Some of you will recognize this as page 97 of my new book, Le Road Trip:
I’m showing you this page because I want to answer all the questions I’ve received about the note on the copyright page (in the very front of Le Road Trip), the one that reads: The entire text of this book has been typeset by hand by the author.
What I should have mentioned in that note was that in addition to the author’s meticulous cutting and pasting of each and every damn sentence of this book onto a manuscript page was the fact that your author (moi) also designed the type itself that appears on every page of this book.
Thank you, thank you, please hold your applause ’till the end.
I had to draw each and every letter and punctuation mark that appears in the text of Le Road Trip because having hand-lettered my first book, When Wanderers Cease to Roam, I did not want to go through that agony again for another book, one in which I expected to be writing a lot more text. So I figured I would design a type in my own handwriting. Which is a lot easier than it sounds.
The type that I designed for Le Road Trip is called VivoScript2, because VivoScript and VivoScript1 sucked. Yes, I had to draw my alphabet three times before I got a satisfactory type. By the way, page 97 (pictured above) combines both VivoScript2 text (in the paragraph about the Celtic mermaids) and hand-lettering (in the captions for the spiffy striped Breton shirts). I’m very proud of how natural my type looks compared to actual hand-lettered writing.
Let me show you what it takes to design a type that mimics your own handwriting. It begins, as you can see from the chart, with a cell for each letter that looks like this:
The only guides you have in this cell is the base line for your type. You have to make sure that each letter lines up hitting this base line at exactlythe right point or else your printed words won’t line up in a nice straight line. I learned that when I drew VivoScript for the first time and neglected to pay minute attention to this fact. I also learned that each letter is uniquely oriented in other directions as well:
To draw a letter is to understand exactly where the center of each letter is, and to know precisely how tall each letter is, and to maintain uniform heights for all your capital and your lower case letters. That’s what I learned when VivoScript1 looked as if a drunkard had designed it. through all this trial and error, I learned that this is the most challenging letter to draw:
Anyone who has ever designed type will be able to tell that this “e” is not centered. The center of a lower case “e” is not where you would think it would be, which you will learn if you ever try to draw one fo type, I’m just saying. If you look carefully at your text in Le Road Trip, you will see that the teeny tiny flaws of spacing and centering that still show up in VivoScript2, especially the “a”. But I left them in because I wanted the type to look natural, and I had no intention of doing a VivoScript3. I mean, enough is enough.
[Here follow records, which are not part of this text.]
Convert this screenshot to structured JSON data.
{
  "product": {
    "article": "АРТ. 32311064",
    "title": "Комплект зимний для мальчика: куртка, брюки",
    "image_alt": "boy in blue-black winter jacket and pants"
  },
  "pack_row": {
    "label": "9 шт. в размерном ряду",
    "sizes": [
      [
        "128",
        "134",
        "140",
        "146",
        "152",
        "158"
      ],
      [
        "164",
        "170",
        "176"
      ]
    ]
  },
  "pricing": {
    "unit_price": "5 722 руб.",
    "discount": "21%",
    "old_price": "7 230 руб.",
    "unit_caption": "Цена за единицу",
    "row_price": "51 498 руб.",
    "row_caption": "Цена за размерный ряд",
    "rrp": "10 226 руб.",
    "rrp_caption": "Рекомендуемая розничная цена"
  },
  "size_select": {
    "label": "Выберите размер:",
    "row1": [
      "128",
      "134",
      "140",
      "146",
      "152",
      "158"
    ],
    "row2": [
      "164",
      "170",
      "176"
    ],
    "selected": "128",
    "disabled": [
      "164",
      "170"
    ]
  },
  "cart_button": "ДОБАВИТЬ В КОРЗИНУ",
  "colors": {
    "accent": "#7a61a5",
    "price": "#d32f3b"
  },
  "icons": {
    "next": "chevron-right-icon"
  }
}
I have the same attitude to illustration as I do to designing type. I try, try again, and again. I’m still stuck on trying to get an Edinburgh garden in the rain in Winter to look right, and it still sucks even though I’ve painted it four times over. So this past week I decided to try another tactic. I skipped ahead in my list of favorite garden spots to Key West:
I figured that maybe I could loosen up on my Edinburgh fixation by doing some tropical flora.
Key West is fun!
So. How did this escapade into the southern climate help me re-do Scotland in January?
Let’s go back to the Royal Mile. When I last left you, you were inside Dunbar’s Close, having walked through the tunnel off of Canongate, turned around and looking back at the tenements that loom over the entrance to the first parterre:
This time I only want to take as far as the entrance of the first parterre, looking in the opposite direction towards the abandoned building that used to be a boy’s orphanage and Adam Smith’s Edinburgh home:
What other blog in the world takes you from the coast of Brittany, to the intricacies of the letter “e”, to Key West, to a secret garden in Edinburgh?
Happy Memorial Day weekend, everyone. Please read about James Malloy, KIA in Normandy France in 1944 (see tab on top of this blog and pages 77 – 79 in Le Road Trip) and remember all our fallen warriors this holiday.